What Zillow’s data actually suggests is that banks don’t want to make mortgages to people with bad credit or who are going to struggle to make their house payments (LTI Ratio). What the data shows is that the banks are actually doing exactly as everyone from the Left to the Right have said they should do: make more prudent loans.

You know, like this guy says:

The disparate impact, if there is one, appears to be on the lower-income families of all races. Now that is a conversation we might want to have, related to whether the banks have pulled back too much, whether their lending standards are too tight, etc. etc. That would be a useful conversation.

But because Zillow and The National Urban League played the Race Card, it seems unlikely that we are going to have that conversation at all.

Tomorrow’s Town Hall with Secretary Donovan will be colored by the Report and its thinly/not-at-all supported conclusions about minority access to homeownership. Politicians are bound to jump on this issue and start QQing about how the evil bankers are discriminating against the black man. Or the Latino man. Depending on which constituent said politician is trying to win over, I suppose.

I appreciate the efforts by the Zillow team. I further appreciate their professionalism and willingness to debate, and even to provide datasets to a guy who clearly disagrees with their conclusion.

I also note that this Town Hall with Secretary Donovan marks yet another major win for Zillow in the public policy arena. I can only assume that the folks at NAR are gnashing their teeth once more and trying to figure out how they, and their official portal Realtor.com, can reclaim that ground.
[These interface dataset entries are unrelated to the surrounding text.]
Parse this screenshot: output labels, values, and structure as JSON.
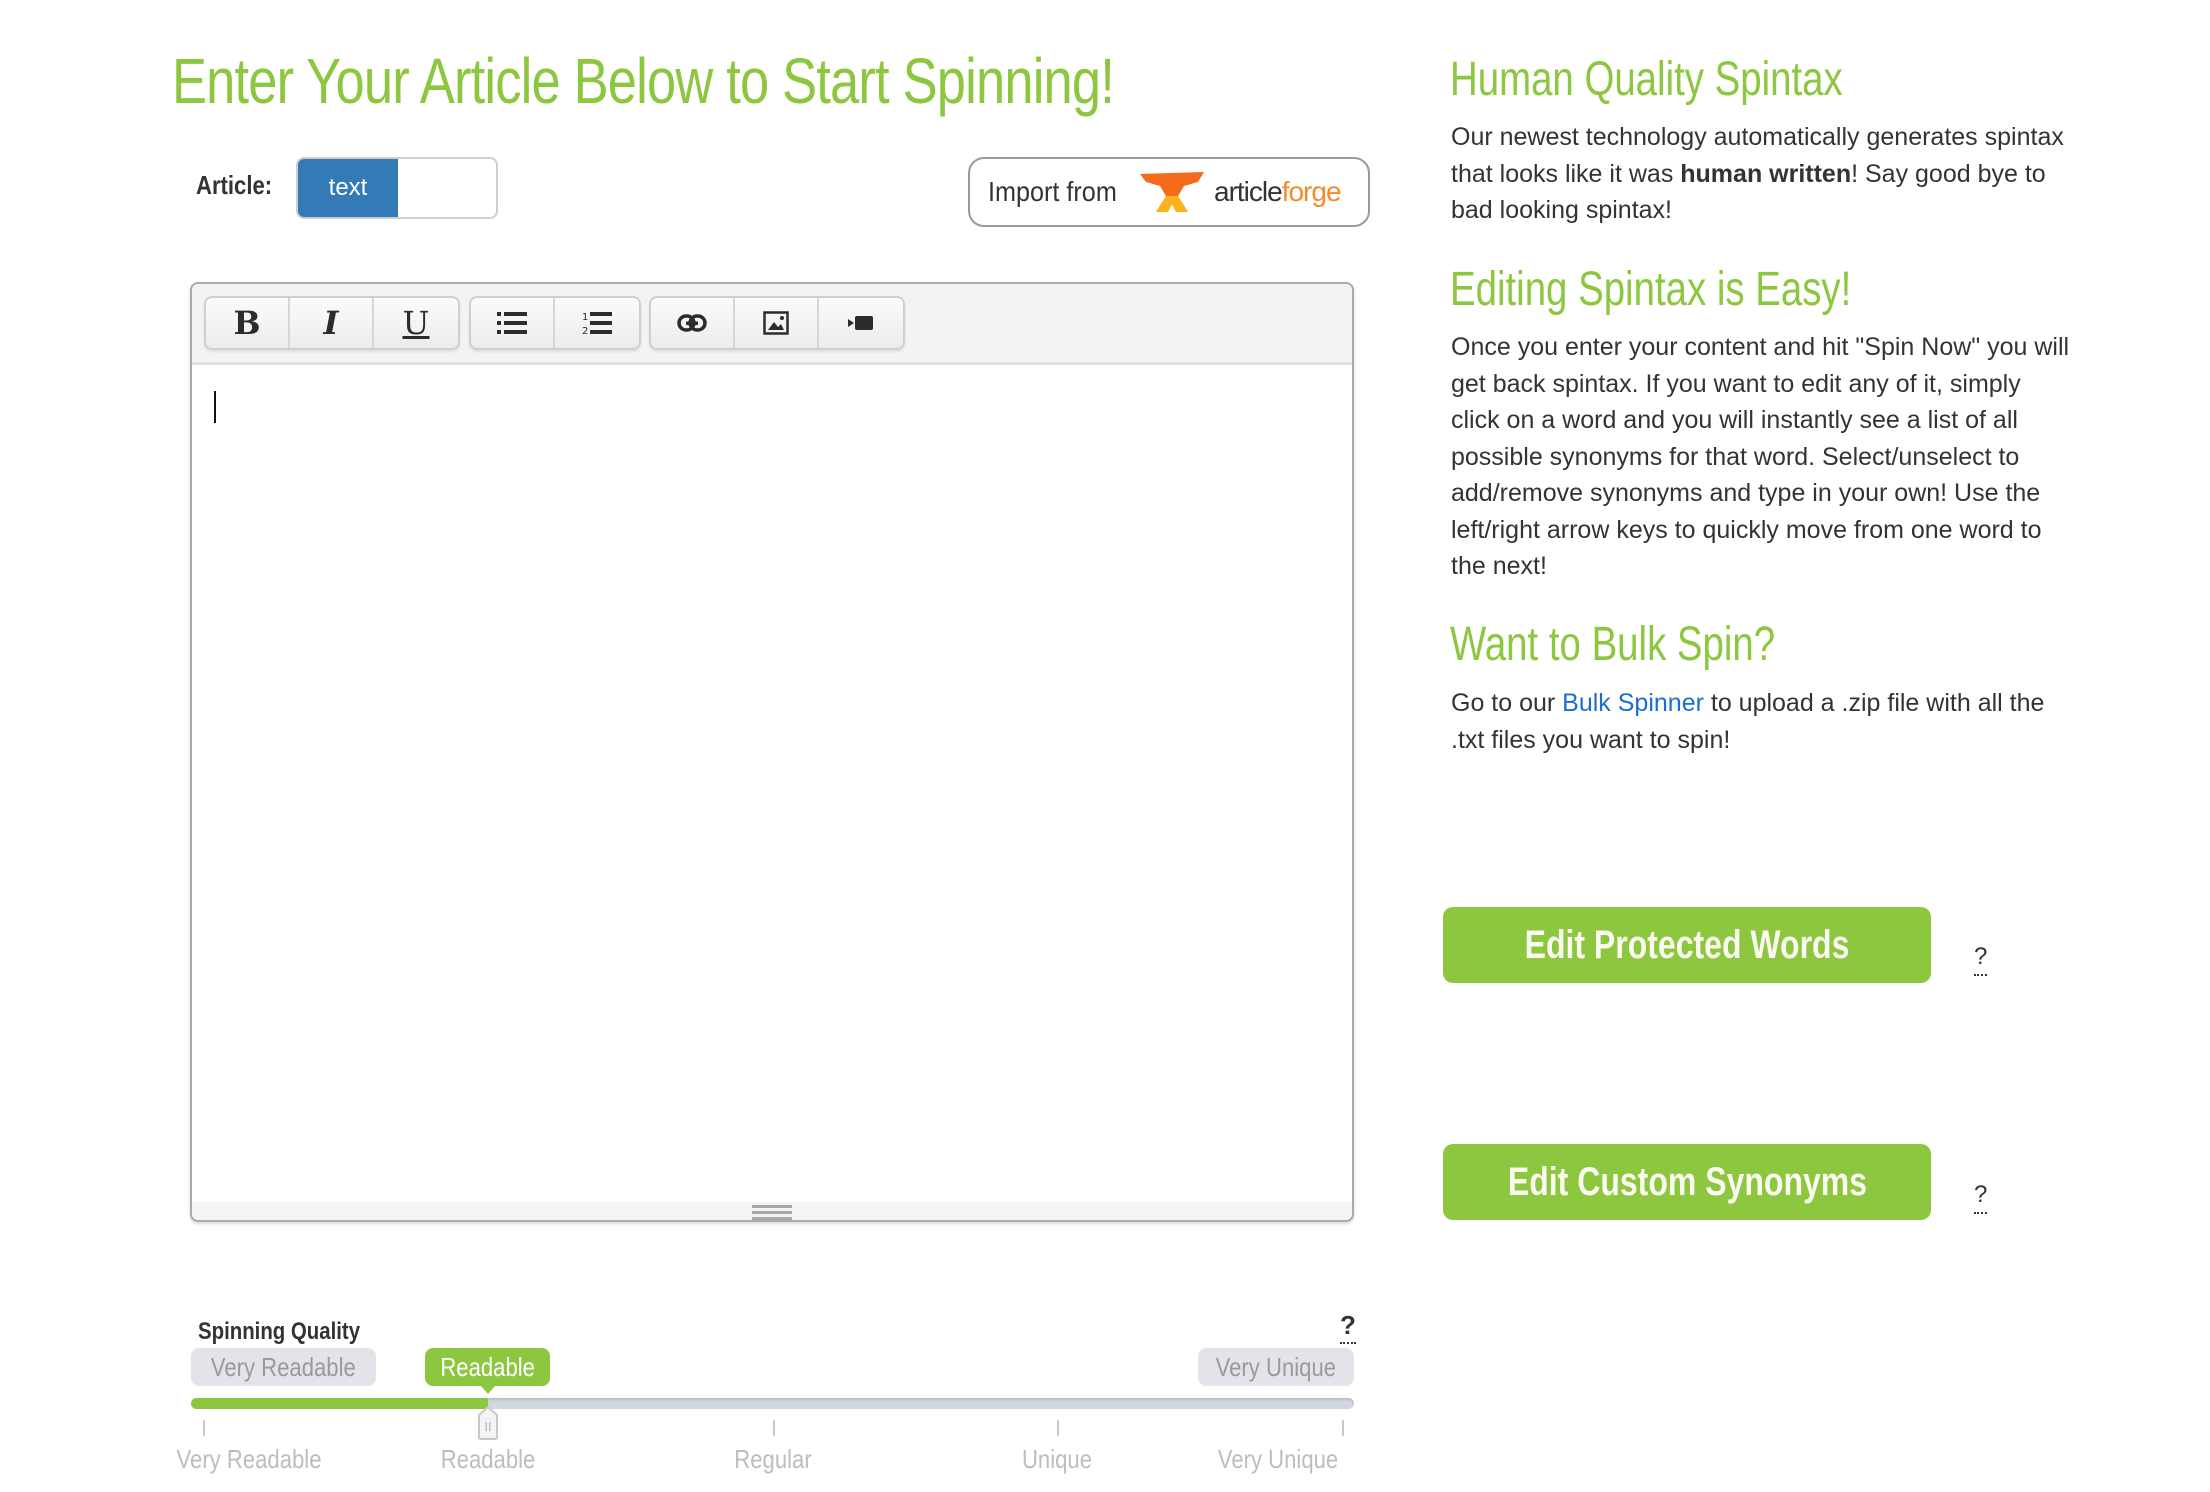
{
  "main": {
    "title": "Enter Your Article Below to Start Spinning!",
    "article_label": "Article:",
    "article_toggle": {
      "active_option": "text"
    },
    "import_button": {
      "label": "Import from",
      "brand_part1": "article",
      "brand_part2": "forge"
    },
    "editor": {
      "toolbar": [
        {
          "name": "bold",
          "glyph": "B"
        },
        {
          "name": "italic",
          "glyph": "I"
        },
        {
          "name": "underline",
          "glyph": "U"
        },
        {
          "name": "bullet-list",
          "glyph": ""
        },
        {
          "name": "numbered-list",
          "glyph": ""
        },
        {
          "name": "link",
          "glyph": ""
        },
        {
          "name": "image",
          "glyph": ""
        },
        {
          "name": "video",
          "glyph": ""
        }
      ],
      "content": ""
    }
  },
  "quality": {
    "title": "Spinning Quality",
    "help": "?",
    "min_label": "Very Readable",
    "max_label": "Very Unique",
    "current_label": "Readable",
    "current_index": 1,
    "levels": [
      "Very Readable",
      "Readable",
      "Regular",
      "Unique",
      "Very Unique"
    ]
  },
  "sidebar": {
    "sections": [
      {
        "heading": "Human Quality Spintax",
        "text_before": "Our newest technology automatically generates spintax that looks like it was ",
        "bold": "human written",
        "text_after": "! Say good bye to bad looking spintax!"
      },
      {
        "heading": "Editing Spintax is Easy!",
        "text": "Once you enter your content and hit \"Spin Now\" you will get back spintax. If you want to edit any of it, simply click on a word and you will instantly see a list of all possible synonyms for that word. Select/unselect to add/remove synonyms and type in your own! Use the left/right arrow keys to quickly move from one word to the next!"
      },
      {
        "heading": "Want to Bulk Spin?",
        "text_before": "Go to our ",
        "link": "Bulk Spinner",
        "text_after": " to upload a .zip file with all the .txt files you want to spin!"
      }
    ],
    "buttons": [
      {
        "label": "Edit Protected Words",
        "help": "?"
      },
      {
        "label": "Edit Custom Synonyms",
        "help": "?"
      }
    ]
  },
  "colors": {
    "accent_green": "#8dc63f",
    "toggle_blue": "#337ab7",
    "link_blue": "#1a6fce",
    "brand_orange": "#f58a2b"
  }
}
So this paper, A House Divided, and the Town Hall will be significant markers in the public policy arena on housing. Which is why I find it so lamentable that Zillow overextended itself in drawing conclusions, which may satisfy The Urban League and others who have a vested interest in finding racism and discrimination everywhere but are simply unsupported by the data, rather than looking at the data closer to make sure of what it says.

After all, if a solo non-economist blogger could do what I did, I know the world-class data team at Zillow could do even better.

Zillow and the Urban League played the race card, and too early and without enough support. That will taint the conversation. Too bad for us all. I expect better next time around.


Share & Print

Picture of Rob Hahn

Rob Hahn

Managing Partner of 7DS Associates, and the grand poobah of this here blog. Once called "a revolutionary in a really nice suit", people often wonder what I do for a living because I have the temerity to not talk about my clients and my work for clients. Suffice to say that I do strategy work for some of the largest organizations and companies in real estate, as well as some of the smallest startups and agent teams, but usually only on projects that interest me with big implications for reforming this wonderful, crazy, lovable yet frustrating real estate industry of ours.

Get NotoriousROB in your Inbox

The Future of Brokerage Paper

Fill out the form below to download the document